- analyze the DNA results accurately and in-depth (Standard 52) (For "DNA Standards - Part 3" see https://debsdelvings.blogspot.com/2019/03/dna-standards-part-3.html.)
- integrate the thoroughly researched and analyzed DNA and documentary evidence; logically sequence and clearly illustrate the DNA analysis and the documentary analysis in a written conclusion; accurately and completely cite all sources (Standards 1–8, 55, 56, 65, 74) (For "DNA Standards - Part 3" see https://debsdelvings.blogspot.com/2019/03/dna-standards-part-3.html.)
- ensure enough people have tested to support the conclusion (Standard 53) (For "DNA Standards - Part 4" see https://debsdelvings.blogspot.com/2019/03/dna-standards-part-4.html.)
- support every parent-child link in the line from all test takers to the hypothesized ancestors with documentary evidence (Standard 2) (For "DNA Standards - Part 5" see https://debsdelvings.blogspot.com/2019/03/dna-standards-part-5.html.)
- identify familial relationships (where appropriate), present the conclusion as a genetic link only if the DNA supports that conclusion, explain any insufficient research (Standards 50, 56, 65, 74) (For "DNA Standards - Part 6" see https://debsdelvings.blogspot.com/2019/03/dna-standards-part-6.html.)

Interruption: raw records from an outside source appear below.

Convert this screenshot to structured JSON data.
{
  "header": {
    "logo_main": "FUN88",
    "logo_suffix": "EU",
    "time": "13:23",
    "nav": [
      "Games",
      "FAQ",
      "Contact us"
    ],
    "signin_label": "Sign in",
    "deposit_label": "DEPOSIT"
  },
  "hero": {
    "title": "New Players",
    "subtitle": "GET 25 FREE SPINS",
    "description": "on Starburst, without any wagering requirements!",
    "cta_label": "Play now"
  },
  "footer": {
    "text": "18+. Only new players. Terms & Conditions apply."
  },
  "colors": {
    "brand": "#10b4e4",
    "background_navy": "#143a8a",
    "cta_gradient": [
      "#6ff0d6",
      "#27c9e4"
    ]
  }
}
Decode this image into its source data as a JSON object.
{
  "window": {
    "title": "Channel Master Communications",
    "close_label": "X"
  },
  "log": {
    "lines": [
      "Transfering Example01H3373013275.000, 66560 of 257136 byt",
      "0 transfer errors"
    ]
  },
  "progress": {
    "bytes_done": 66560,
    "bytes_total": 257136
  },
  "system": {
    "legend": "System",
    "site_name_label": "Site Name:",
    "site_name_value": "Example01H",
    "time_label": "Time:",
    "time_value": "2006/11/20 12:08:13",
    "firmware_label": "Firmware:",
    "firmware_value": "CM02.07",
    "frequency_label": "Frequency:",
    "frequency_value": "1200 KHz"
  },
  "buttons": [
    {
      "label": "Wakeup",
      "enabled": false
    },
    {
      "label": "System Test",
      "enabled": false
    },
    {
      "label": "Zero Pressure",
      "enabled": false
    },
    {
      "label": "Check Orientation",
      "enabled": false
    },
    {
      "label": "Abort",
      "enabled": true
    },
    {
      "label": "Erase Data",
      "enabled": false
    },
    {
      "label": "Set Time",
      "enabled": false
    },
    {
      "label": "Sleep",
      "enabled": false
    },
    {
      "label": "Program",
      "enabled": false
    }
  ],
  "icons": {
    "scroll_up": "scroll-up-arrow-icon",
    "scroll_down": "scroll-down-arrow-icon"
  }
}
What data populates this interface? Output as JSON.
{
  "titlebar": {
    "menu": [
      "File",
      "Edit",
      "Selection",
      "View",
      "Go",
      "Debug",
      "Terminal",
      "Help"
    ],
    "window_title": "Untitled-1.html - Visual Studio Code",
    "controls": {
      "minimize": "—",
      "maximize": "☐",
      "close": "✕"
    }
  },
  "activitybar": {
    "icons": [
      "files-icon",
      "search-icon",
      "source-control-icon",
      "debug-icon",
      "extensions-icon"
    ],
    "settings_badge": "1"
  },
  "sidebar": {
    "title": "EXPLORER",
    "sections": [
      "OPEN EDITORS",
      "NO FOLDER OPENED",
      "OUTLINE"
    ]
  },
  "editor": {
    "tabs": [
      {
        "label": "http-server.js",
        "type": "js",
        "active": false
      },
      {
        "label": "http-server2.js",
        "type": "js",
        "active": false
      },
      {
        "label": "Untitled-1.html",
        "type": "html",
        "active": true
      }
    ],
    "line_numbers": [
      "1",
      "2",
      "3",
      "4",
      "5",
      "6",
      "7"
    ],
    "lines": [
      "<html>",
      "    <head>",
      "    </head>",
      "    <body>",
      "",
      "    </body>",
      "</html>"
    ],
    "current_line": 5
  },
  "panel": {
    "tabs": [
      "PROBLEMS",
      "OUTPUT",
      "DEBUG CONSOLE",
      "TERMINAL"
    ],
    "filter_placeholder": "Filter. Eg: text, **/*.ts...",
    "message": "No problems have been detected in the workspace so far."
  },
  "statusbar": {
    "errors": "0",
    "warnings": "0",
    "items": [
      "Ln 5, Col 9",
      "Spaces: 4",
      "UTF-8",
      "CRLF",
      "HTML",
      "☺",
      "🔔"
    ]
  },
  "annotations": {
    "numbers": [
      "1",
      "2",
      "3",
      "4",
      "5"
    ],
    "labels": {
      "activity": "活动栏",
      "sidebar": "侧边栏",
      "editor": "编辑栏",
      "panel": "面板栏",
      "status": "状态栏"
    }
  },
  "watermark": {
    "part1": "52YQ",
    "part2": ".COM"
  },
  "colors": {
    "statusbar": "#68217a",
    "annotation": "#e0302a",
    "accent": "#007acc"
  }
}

- make the DNA data available for verification, as much as possible within the limits of test taker permissions (Standard 54) (For "DNA Standards - Part 7" see https://debsdelvings.blogspot.com/2019/03/dna-standards-part-7.html.)
- publish or share only as a living test taker’s permission allows (Standard 57) (For "DNA Standards - Part 8" see https://debsdelvings.blogspot.com/2019/03/dna-standards-part-8.html.)
There are many genealogical questions that can be answered without DNA evidence. However, if DNA is used these things should be considered along with all the standards that are not specific to using DNA.
Each of these bullet items will be discussed further in separate posts. The last three bullets seem to be causing the most discussion between genealogists.
All statements made in this blog are the opinion of the post author. This blog is not sponsored by any entity other than Debbie Parker Wayne nor is it supported through free or reduced price access to items discussed unless so indicated in the blog post. Hot links to other sites are provided as a courtesy to the reader and are not an endorsement of the other entities except as clearly stated in the narrative.
1. mohamed_hassan, DNA helix, Pixabay (https://pixabay.com/en/silhouette-dna-biology-medicine-3691934); Pixabay license, image modified by Debbie Parker Wayne.
To cite this blog post:
Debbie Parker Wayne, "DNA Standards - Part 1," Deb's Delvings, 4 March 2019 (http://debsdelvings.blogspot.com/ : accessed [date]).
© 2019, Debbie Parker Wayne, Certified Genealogist®, All Rights Reserved